- _Task item_
Where the records below have a line with "Rapture", that line is to be copied.

- _Records to use_

↓↓↓

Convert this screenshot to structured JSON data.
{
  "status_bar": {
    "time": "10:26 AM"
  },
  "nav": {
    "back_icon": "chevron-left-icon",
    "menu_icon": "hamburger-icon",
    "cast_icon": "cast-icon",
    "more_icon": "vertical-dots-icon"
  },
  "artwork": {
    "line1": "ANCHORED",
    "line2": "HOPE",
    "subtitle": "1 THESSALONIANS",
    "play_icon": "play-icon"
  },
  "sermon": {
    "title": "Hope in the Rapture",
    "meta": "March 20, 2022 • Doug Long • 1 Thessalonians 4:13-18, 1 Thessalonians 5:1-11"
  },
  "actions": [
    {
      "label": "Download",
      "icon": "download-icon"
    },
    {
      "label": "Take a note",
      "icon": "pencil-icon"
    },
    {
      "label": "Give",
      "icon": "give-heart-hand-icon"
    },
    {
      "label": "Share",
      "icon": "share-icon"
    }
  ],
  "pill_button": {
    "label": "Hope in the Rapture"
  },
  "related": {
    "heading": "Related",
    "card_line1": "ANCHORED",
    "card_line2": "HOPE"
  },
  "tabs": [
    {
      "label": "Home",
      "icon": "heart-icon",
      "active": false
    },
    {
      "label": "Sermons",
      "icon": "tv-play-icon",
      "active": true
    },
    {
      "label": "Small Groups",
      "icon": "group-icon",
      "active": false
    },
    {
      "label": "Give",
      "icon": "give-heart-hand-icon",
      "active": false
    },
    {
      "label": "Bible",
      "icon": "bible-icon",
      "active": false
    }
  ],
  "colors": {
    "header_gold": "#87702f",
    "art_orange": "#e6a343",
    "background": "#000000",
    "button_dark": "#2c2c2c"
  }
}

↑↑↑

- _Solution to this problem_
    "title": "Hope in the Rapture",
    "label": "Hope in the Rapture"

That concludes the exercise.